Sunday, July 10, 2011
The map is done for level 1, and I absolutely love it… although I can’t claim credit for the design. I was more than inspired by this map; both the circular layout and the artistic technique in drafting it were things I emulated. You should check out Dyson’s blog- he’s brilliant. His work hits the exact sweet spot for me in evocative, helpful and clear design. I plan to cop his style for my future maps, and to limit the use of computer-generated designs as much as possible. The blocky designs have an old-school charm, but maps like this one are 5x better in all respects, to my mind.
Working from his original design, I cut down the number of crossovers from 4 to 3, cut down the total number of rooms, and added the natural cavern that includes a waterfall into the central pit. The heroes immediately have any number of choices in direction, and they can move around the thing with quite a bit of freedom.
Four immediate access points are in the northwest corner and in the west; these are both connections to rival dwarf mining clans. Both clans have established portcullises as a ‘fence’ between the dungeon complex (as unclaimed territory) and their mine complexes (as per official charters granted by the Council of Beldin Mere). Both clans clearly mark their borders, have magically-sealed portcullises, and leave guardians as well. There are several ways to get to the next lower level (an entrance at the bottom of the central pit, and the stairs on the eastern end are two ways), although others surely exist… eventually.
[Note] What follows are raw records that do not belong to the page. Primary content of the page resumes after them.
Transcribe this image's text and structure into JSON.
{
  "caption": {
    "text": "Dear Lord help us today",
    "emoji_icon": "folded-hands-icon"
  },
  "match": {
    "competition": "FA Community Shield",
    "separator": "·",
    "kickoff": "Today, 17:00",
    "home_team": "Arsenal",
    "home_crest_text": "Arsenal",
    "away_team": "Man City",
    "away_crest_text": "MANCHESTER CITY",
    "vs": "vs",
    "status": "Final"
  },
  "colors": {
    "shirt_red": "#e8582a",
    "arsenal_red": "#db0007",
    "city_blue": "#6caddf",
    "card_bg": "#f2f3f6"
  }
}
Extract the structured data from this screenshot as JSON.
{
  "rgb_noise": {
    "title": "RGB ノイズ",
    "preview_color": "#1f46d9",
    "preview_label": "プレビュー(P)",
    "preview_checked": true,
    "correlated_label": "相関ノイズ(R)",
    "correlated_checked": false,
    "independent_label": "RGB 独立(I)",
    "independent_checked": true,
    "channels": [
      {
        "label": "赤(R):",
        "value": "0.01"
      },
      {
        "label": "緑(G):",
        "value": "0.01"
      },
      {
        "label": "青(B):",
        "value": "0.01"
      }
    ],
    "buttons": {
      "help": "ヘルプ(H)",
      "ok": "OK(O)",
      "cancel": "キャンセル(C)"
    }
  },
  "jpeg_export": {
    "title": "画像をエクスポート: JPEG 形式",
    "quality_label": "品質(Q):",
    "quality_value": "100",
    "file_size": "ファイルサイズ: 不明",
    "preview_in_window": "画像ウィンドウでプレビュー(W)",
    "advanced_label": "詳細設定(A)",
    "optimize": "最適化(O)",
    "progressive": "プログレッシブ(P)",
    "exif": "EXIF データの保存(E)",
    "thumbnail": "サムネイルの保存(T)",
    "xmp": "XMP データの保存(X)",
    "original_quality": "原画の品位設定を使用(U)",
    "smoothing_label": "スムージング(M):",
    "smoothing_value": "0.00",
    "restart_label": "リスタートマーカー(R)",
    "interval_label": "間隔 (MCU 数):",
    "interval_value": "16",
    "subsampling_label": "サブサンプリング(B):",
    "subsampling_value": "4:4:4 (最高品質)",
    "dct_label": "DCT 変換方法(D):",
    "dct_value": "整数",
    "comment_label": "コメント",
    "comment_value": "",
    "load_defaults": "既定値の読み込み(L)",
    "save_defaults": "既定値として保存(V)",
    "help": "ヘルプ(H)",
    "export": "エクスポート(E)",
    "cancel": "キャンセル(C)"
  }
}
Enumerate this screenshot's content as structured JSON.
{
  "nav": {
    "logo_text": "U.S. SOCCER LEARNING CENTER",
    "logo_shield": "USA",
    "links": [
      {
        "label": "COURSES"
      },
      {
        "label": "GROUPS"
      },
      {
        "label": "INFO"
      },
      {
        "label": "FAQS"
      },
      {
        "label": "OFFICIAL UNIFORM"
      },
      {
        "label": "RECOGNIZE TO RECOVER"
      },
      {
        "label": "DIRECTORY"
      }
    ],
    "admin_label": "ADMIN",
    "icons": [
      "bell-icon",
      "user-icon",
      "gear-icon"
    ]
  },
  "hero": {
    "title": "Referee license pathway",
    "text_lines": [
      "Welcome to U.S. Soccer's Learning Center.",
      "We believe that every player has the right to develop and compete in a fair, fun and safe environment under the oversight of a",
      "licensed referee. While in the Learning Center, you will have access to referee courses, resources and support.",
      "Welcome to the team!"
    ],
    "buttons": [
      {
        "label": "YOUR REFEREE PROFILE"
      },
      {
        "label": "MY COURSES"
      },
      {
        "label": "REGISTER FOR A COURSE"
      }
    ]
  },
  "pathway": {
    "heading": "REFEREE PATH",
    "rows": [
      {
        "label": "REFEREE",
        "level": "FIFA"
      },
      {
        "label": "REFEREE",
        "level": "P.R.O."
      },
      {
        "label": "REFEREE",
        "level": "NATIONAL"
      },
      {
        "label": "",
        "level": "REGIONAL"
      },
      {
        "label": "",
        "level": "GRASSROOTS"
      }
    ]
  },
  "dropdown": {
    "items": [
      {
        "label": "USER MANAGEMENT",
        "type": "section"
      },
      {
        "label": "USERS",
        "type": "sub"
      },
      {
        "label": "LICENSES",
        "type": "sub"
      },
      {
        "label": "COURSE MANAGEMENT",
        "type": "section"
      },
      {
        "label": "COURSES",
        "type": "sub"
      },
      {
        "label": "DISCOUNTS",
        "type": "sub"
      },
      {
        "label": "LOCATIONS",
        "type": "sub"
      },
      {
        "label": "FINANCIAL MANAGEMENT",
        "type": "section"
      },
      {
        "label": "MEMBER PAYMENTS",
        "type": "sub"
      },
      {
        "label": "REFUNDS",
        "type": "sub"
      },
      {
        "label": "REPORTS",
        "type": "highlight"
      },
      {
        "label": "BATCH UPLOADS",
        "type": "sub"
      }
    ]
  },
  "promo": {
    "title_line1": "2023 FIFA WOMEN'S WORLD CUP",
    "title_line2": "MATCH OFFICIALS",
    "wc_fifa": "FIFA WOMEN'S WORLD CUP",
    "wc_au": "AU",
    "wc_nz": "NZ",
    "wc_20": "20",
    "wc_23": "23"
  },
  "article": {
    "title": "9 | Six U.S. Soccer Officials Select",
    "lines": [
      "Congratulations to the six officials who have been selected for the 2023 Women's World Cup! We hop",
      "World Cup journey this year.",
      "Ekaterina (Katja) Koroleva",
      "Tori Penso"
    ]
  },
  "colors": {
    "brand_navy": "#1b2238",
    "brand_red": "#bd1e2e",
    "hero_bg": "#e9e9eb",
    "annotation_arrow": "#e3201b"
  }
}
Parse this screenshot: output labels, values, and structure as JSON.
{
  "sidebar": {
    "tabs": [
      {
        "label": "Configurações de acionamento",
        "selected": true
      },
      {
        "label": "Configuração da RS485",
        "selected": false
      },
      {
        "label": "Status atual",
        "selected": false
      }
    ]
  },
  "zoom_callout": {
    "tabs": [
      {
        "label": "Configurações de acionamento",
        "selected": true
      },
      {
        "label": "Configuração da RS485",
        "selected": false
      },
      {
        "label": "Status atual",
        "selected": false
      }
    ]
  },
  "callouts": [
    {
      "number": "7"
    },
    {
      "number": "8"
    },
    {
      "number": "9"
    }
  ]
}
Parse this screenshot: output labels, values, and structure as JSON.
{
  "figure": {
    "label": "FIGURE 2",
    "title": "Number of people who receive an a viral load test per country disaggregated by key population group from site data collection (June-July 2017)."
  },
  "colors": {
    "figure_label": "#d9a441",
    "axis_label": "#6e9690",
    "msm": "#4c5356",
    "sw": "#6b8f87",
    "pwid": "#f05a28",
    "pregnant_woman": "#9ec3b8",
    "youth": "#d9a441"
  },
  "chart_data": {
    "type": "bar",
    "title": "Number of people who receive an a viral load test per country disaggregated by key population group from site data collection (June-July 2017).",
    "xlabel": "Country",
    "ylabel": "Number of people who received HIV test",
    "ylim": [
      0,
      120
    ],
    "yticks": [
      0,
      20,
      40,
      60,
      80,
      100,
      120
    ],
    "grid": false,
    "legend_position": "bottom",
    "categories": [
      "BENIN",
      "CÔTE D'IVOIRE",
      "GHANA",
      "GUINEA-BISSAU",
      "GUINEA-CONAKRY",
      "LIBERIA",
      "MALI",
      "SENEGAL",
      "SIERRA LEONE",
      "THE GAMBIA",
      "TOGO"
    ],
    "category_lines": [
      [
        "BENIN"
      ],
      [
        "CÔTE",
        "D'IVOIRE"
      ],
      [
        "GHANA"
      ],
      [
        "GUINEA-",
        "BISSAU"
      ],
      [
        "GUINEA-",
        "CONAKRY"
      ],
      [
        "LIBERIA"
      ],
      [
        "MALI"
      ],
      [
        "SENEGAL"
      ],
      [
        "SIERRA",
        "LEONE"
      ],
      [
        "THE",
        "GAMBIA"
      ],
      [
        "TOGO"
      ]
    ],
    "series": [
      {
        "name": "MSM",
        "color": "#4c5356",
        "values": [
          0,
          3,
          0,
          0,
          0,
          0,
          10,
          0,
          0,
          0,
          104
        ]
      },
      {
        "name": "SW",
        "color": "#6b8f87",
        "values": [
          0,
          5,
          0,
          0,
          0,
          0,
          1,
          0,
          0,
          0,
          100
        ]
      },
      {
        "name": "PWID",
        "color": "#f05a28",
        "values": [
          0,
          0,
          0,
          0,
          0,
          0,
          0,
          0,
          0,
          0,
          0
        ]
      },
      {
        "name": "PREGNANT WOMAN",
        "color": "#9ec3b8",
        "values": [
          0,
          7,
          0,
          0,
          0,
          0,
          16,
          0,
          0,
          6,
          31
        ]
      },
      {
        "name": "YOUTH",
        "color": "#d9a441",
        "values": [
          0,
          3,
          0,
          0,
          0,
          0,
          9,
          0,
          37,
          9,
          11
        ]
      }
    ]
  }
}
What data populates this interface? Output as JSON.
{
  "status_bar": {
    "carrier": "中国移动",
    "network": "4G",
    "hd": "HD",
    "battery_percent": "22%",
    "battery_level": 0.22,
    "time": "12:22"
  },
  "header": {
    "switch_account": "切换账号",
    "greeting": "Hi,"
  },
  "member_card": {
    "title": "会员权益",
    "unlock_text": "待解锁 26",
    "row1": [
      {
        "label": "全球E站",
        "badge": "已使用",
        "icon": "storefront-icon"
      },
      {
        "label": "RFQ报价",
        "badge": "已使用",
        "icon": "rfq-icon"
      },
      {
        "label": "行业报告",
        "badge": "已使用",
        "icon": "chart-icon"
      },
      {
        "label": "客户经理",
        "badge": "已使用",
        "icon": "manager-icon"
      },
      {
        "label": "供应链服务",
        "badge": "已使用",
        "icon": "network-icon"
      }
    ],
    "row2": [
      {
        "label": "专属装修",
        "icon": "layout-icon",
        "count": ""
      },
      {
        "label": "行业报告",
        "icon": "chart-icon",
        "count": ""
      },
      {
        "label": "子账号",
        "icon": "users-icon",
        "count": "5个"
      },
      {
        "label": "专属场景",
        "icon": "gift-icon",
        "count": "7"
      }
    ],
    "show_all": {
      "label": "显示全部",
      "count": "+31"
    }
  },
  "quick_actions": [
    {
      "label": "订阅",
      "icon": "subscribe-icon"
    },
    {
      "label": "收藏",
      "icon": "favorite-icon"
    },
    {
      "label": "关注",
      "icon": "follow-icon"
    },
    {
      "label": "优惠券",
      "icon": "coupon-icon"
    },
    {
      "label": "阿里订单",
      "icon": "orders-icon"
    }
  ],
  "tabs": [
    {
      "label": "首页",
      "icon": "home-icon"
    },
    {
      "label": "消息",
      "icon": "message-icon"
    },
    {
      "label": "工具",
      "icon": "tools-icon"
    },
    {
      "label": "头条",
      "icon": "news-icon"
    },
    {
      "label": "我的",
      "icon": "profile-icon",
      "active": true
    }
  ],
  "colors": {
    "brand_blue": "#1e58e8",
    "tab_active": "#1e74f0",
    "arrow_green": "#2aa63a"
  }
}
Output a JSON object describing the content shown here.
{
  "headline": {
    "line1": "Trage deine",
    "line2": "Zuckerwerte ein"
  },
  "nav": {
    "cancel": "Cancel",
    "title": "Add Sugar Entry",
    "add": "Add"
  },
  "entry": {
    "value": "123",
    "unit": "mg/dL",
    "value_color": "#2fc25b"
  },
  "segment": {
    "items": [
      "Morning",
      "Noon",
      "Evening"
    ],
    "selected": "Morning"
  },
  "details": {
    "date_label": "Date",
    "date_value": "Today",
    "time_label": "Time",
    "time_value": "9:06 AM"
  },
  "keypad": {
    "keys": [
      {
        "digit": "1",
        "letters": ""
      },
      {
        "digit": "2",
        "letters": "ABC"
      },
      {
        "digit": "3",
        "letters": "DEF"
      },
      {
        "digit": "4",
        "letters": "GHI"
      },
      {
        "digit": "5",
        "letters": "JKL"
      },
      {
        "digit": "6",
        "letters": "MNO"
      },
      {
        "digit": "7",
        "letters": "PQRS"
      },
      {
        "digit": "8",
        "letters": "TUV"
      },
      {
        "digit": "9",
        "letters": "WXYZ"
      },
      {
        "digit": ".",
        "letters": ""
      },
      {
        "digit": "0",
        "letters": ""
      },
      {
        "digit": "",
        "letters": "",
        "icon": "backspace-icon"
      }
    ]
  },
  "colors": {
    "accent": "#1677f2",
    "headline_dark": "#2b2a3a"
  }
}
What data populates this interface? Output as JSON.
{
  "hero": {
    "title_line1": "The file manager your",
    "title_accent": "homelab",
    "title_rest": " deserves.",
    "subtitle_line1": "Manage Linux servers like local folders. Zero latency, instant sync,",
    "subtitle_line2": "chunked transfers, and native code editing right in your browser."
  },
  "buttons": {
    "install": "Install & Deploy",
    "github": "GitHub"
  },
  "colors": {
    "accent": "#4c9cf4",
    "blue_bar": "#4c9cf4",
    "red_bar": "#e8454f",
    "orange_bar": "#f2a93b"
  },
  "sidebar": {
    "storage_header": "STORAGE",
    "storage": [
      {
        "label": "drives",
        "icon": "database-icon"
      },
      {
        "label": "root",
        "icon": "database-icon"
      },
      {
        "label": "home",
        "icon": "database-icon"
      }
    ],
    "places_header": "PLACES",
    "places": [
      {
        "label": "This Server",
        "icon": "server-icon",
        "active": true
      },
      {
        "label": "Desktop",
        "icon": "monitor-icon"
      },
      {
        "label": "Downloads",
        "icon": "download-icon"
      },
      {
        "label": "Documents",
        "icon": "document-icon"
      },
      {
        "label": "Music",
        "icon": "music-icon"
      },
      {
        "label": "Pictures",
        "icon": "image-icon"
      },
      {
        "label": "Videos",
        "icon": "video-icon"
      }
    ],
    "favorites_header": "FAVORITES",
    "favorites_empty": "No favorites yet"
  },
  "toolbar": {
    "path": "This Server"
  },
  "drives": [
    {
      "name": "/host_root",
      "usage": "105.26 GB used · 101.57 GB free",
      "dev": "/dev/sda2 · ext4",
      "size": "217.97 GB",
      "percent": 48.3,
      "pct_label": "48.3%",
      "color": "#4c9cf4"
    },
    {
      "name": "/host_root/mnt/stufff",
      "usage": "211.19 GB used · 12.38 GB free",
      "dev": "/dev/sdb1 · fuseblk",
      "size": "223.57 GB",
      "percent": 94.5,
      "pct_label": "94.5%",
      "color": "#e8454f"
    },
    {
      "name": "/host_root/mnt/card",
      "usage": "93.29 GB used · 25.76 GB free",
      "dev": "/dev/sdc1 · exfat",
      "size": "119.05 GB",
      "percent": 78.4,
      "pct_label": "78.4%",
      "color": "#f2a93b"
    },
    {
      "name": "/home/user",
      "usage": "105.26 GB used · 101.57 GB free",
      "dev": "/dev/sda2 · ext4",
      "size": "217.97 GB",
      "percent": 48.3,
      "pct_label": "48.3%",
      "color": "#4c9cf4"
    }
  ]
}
My group of heroes will enter through the temple complex at the far eastern end. This temple rests directly beneath the Inn of the 99 Ears, and Trom Trollslayer has petitioned for and been granted a ‘special writ’ granting him property rights to all land directly beneath the confines of his inn. He therefore claims the temple itself as his (by property right), and wants to explore further down, to see what else may be his by right. Further, he wants to live vicariously through a group of young explorers; his wife would never allow him to undertake such reckless activity as dungeon crawling, but he craves the excitement of the adventuring life, and he’s hoping that by acting as the brains behind a young team, he can relive his glory days. He’s intentionally picked young, inexperienced but relatively trustworthy and honest folk for his fellowship, and expects to be fair with them; he sees them eventually becoming part of his extended family, but also knows that the life can be dangerous, and that it’s quite likely some (or all) will not survive long.